As a followup to an earlier report, The New York Times published an article with further details of the surveillance of Skype communications in China. Interesting details include how the interceptions were detected:
"The researchers stumbled upon the surveillance system when Nart Villeneuve, a senior research fellow at Citizen Lab, began using an analysis tool to monitor data that was generated by the Tom-Skype software, which is meant to permit voice and text conversations from a personal computer. By observing the data generated by the program, he determined that each time he typed a particular swear word into the text messaging program an encrypted message was sent to an unidentified Internet address.The original report from Citizen Lab can be found at: BREACHING TRUST: An analysis of surveillance and security practices on China’s TOM-Skype platform
"To his surprise, the coded messages were being stored on Tom Online computers. When he examined the machines over the Internet, he discovered that they had been misconfigured and that the computer directories were readable with a simple Web browser.
"One directory on each machine contained a series of files in which the messages, in encrypted form, were being deposited. Hunting further, Mr. Villeneuve soon found a file that contained the numerical key that permitted him to decode the encrypted log files.

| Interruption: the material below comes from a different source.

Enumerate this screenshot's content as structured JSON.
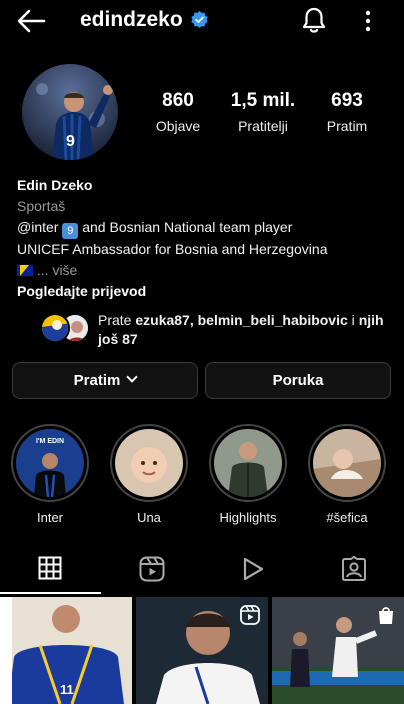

"What he uncovered were hundreds of files, each containing thousands of records of messages that had been captured and then stored by the filtering software. The records revealed Internet addresses and user names as well as message content. Also stored on the computers were calling records for Skype voice conversations containing names and in some cases phone numbers of the calling parties."
Surveillance of Skype Messages Found in China